───── Provided data

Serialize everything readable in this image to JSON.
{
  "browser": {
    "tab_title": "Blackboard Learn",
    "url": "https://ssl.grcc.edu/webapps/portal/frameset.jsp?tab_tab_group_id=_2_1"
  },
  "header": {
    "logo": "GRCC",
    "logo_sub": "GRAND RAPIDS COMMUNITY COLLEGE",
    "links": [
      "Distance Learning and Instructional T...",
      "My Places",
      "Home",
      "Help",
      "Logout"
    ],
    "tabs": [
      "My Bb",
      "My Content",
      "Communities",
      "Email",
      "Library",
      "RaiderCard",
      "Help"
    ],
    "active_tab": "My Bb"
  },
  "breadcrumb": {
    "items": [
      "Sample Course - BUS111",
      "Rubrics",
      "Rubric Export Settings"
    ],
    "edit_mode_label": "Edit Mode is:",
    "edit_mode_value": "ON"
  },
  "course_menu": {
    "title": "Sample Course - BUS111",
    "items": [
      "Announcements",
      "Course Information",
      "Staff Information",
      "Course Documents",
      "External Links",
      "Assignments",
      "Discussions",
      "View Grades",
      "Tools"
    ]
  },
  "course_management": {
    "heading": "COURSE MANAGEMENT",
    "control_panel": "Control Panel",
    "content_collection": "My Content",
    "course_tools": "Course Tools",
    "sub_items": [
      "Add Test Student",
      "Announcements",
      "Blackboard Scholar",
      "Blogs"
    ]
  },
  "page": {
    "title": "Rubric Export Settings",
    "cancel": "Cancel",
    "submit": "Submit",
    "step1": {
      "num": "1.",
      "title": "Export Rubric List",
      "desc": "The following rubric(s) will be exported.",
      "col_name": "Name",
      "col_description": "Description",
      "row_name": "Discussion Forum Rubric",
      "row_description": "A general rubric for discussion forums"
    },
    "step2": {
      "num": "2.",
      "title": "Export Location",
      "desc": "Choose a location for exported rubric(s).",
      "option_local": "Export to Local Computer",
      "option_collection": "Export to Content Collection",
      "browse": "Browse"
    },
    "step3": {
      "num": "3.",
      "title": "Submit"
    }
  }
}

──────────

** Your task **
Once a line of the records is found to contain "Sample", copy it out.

** Your solution **
      "Sample Course - BUS111",
    "title": "Sample Course - BUS111",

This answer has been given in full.